## Aim of the exercise
All lines holding the word "JSON" should be located in the records and copied.

[Dataset excerpts]
▬▬▬▬▬▬▬▬▬▬
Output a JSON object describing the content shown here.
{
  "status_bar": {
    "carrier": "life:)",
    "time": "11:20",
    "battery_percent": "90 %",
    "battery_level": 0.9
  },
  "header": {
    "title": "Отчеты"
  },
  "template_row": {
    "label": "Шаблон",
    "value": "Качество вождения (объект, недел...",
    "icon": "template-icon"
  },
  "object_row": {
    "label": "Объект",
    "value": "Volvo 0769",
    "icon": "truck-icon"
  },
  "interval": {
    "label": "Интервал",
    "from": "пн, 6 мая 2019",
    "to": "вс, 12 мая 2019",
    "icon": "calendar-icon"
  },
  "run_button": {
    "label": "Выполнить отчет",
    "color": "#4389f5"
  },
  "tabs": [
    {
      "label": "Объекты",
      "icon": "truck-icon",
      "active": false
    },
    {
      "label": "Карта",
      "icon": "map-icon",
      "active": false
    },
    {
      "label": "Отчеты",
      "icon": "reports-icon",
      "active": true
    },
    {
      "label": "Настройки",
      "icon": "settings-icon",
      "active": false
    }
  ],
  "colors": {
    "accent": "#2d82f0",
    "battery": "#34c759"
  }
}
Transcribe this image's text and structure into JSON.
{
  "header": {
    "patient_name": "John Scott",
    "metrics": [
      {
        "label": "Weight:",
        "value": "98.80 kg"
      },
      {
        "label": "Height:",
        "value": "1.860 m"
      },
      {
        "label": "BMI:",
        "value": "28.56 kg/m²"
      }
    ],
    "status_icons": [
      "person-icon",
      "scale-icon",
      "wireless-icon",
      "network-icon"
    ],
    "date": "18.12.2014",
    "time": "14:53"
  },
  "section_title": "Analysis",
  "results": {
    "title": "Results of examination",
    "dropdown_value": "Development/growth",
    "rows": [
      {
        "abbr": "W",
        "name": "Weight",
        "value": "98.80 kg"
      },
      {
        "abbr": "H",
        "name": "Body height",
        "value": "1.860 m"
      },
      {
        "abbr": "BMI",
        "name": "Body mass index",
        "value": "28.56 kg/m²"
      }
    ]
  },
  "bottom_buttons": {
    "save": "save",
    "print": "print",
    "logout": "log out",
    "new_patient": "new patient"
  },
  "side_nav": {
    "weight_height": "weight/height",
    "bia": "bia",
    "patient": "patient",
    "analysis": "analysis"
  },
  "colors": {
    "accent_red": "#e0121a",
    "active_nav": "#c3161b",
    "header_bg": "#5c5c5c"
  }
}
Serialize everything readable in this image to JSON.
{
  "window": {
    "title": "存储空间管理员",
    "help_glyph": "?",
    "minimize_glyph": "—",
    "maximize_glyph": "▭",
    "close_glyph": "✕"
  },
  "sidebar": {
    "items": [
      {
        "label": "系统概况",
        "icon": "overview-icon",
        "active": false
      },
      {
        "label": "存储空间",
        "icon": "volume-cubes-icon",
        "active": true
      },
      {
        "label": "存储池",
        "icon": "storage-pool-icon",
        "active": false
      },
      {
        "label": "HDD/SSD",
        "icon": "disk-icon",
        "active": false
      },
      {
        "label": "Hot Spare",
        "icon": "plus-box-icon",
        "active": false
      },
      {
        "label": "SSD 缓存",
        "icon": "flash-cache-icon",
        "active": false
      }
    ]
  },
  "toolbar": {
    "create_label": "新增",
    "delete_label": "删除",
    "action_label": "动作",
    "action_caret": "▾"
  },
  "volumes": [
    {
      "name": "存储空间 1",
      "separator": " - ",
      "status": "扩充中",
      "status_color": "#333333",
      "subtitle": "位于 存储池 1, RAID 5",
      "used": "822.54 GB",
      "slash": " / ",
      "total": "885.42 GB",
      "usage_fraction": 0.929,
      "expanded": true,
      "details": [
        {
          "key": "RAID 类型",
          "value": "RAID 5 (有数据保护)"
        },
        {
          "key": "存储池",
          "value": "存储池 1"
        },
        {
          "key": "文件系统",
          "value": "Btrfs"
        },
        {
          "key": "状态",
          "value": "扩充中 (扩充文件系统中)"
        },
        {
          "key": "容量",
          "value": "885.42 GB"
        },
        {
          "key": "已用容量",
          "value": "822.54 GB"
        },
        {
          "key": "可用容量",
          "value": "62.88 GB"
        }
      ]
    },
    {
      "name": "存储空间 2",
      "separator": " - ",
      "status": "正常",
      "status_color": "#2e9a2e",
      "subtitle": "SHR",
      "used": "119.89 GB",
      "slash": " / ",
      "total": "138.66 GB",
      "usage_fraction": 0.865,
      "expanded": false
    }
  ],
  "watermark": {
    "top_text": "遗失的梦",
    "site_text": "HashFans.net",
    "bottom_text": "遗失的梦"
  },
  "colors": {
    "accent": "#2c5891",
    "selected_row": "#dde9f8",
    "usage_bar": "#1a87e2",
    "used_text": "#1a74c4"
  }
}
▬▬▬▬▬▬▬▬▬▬
## Result for this task
Output a JSON object describing the content shown here.
Transcribe this image's text and structure into JSON.
Serialize everything readable in this image to JSON.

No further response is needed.